EXERCISE INSTRUCTIONS ::
Write the records out again exactly, but without pictures.

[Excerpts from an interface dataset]

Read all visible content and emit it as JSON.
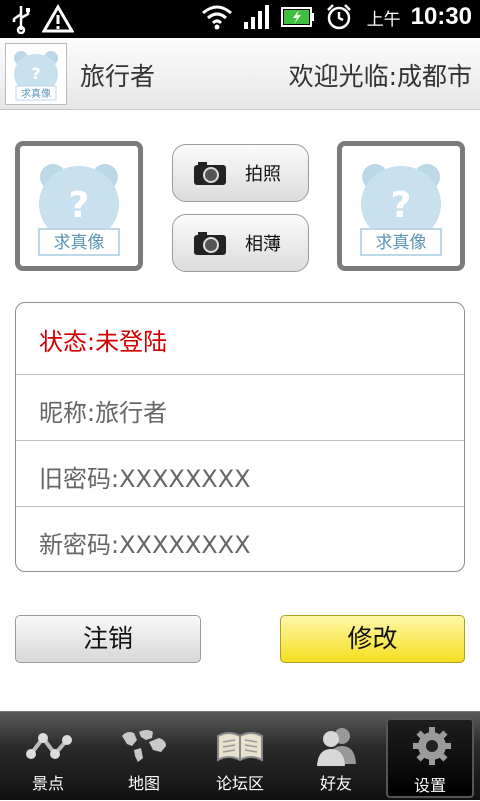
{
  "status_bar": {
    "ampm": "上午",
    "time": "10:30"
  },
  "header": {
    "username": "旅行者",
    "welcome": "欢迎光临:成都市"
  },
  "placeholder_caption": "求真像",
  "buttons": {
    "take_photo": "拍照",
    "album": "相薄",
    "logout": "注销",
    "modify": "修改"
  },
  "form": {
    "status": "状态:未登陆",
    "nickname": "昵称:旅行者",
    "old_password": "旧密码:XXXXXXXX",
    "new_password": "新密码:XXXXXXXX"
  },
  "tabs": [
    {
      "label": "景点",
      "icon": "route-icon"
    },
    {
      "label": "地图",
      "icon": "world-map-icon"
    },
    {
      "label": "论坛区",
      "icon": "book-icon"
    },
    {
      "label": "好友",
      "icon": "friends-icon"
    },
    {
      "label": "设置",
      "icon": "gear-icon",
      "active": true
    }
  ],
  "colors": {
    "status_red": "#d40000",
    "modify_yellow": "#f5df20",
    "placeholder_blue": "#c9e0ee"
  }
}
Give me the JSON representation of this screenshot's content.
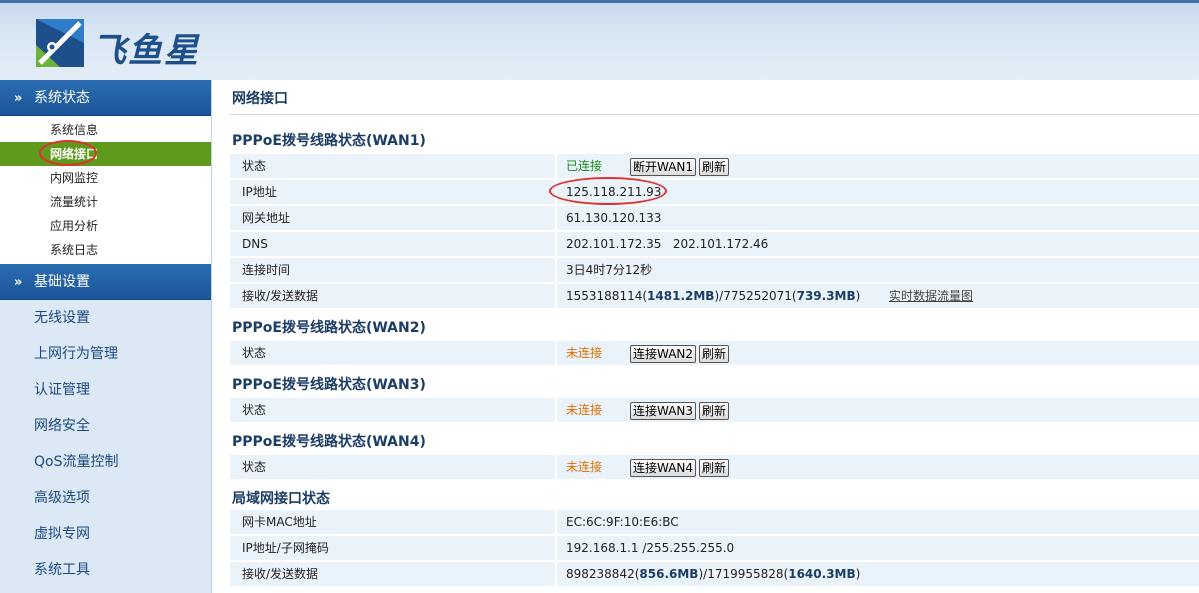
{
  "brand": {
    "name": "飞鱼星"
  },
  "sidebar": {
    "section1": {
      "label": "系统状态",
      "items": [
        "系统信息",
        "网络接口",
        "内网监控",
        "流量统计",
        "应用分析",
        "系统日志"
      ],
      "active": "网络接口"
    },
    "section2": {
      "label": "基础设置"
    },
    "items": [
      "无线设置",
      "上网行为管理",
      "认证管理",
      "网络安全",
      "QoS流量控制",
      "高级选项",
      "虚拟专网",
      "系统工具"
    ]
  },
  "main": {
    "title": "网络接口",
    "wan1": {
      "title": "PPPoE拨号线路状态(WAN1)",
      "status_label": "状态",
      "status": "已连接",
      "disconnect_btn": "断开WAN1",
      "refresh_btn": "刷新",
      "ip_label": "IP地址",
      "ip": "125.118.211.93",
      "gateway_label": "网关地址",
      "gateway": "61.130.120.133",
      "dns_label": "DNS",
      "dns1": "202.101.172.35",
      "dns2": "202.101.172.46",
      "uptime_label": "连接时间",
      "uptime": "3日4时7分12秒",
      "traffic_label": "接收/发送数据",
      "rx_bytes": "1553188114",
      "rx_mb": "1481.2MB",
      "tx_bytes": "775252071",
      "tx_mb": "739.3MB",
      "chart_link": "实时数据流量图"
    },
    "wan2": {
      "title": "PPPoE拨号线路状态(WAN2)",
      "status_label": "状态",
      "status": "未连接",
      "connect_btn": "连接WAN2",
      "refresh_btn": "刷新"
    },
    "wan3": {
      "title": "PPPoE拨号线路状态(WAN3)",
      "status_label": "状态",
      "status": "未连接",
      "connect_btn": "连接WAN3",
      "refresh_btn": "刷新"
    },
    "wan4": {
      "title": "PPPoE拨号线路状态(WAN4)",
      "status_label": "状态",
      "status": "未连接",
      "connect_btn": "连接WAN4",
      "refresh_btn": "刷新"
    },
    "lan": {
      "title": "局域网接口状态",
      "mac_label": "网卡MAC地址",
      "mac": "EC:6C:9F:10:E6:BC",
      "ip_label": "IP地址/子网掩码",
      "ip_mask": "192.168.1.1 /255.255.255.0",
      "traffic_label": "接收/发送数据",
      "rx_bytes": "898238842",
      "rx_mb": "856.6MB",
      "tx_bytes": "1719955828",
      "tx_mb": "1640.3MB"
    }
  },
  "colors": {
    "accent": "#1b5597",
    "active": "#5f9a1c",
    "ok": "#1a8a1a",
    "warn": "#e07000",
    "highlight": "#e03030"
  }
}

RESULT ::
Read all visible content and emit it as JSON.
{
  "status_bar": {
    "ampm": "上午",
    "time": "10:30"
  },
  "header": {
    "username": "旅行者",
    "welcome": "欢迎光临:成都市"
  },
  "placeholder_caption": "求真像",
  "buttons": {
    "take_photo": "拍照",
    "album": "相薄",
    "logout": "注销",
    "modify": "修改"
  },
  "form": {
    "status": "状态:未登陆",
    "nickname": "昵称:旅行者",
    "old_password": "旧密码:XXXXXXXX",
    "new_password": "新密码:XXXXXXXX"
  },
  "tabs": [
    {
      "label": "景点",
      "icon": "route-icon"
    },
    {
      "label": "地图",
      "icon": "world-map-icon"
    },
    {
      "label": "论坛区",
      "icon": "book-icon"
    },
    {
      "label": "好友",
      "icon": "friends-icon"
    },
    {
      "label": "设置",
      "icon": "gear-icon",
      "active": true
    }
  ],
  "colors": {
    "status_red": "#d40000",
    "modify_yellow": "#f5df20",
    "placeholder_blue": "#c9e0ee"
  }
}
Give me the JSON representation of this screenshot's content.
{
  "brand": {
    "name": "飞鱼星"
  },
  "sidebar": {
    "section1": {
      "label": "系统状态",
      "items": [
        "系统信息",
        "网络接口",
        "内网监控",
        "流量统计",
        "应用分析",
        "系统日志"
      ],
      "active": "网络接口"
    },
    "section2": {
      "label": "基础设置"
    },
    "items": [
      "无线设置",
      "上网行为管理",
      "认证管理",
      "网络安全",
      "QoS流量控制",
      "高级选项",
      "虚拟专网",
      "系统工具"
    ]
  },
  "main": {
    "title": "网络接口",
    "wan1": {
      "title": "PPPoE拨号线路状态(WAN1)",
      "status_label": "状态",
      "status": "已连接",
      "disconnect_btn": "断开WAN1",
      "refresh_btn": "刷新",
      "ip_label": "IP地址",
      "ip": "125.118.211.93",
      "gateway_label": "网关地址",
      "gateway": "61.130.120.133",
      "dns_label": "DNS",
      "dns1": "202.101.172.35",
      "dns2": "202.101.172.46",
      "uptime_label": "连接时间",
      "uptime": "3日4时7分12秒",
      "traffic_label": "接收/发送数据",
      "rx_bytes": "1553188114",
      "rx_mb": "1481.2MB",
      "tx_bytes": "775252071",
      "tx_mb": "739.3MB",
      "chart_link": "实时数据流量图"
    },
    "wan2": {
      "title": "PPPoE拨号线路状态(WAN2)",
      "status_label": "状态",
      "status": "未连接",
      "connect_btn": "连接WAN2",
      "refresh_btn": "刷新"
    },
    "wan3": {
      "title": "PPPoE拨号线路状态(WAN3)",
      "status_label": "状态",
      "status": "未连接",
      "connect_btn": "连接WAN3",
      "refresh_btn": "刷新"
    },
    "wan4": {
      "title": "PPPoE拨号线路状态(WAN4)",
      "status_label": "状态",
      "status": "未连接",
      "connect_btn": "连接WAN4",
      "refresh_btn": "刷新"
    },
    "lan": {
      "title": "局域网接口状态",
      "mac_label": "网卡MAC地址",
      "mac": "EC:6C:9F:10:E6:BC",
      "ip_label": "IP地址/子网掩码",
      "ip_mask": "192.168.1.1 /255.255.255.0",
      "traffic_label": "接收/发送数据",
      "rx_bytes": "898238842",
      "rx_mb": "856.6MB",
      "tx_bytes": "1719955828",
      "tx_mb": "1640.3MB"
    }
  },
  "colors": {
    "accent": "#1b5597",
    "active": "#5f9a1c",
    "ok": "#1a8a1a",
    "warn": "#e07000",
    "highlight": "#e03030"
  }
}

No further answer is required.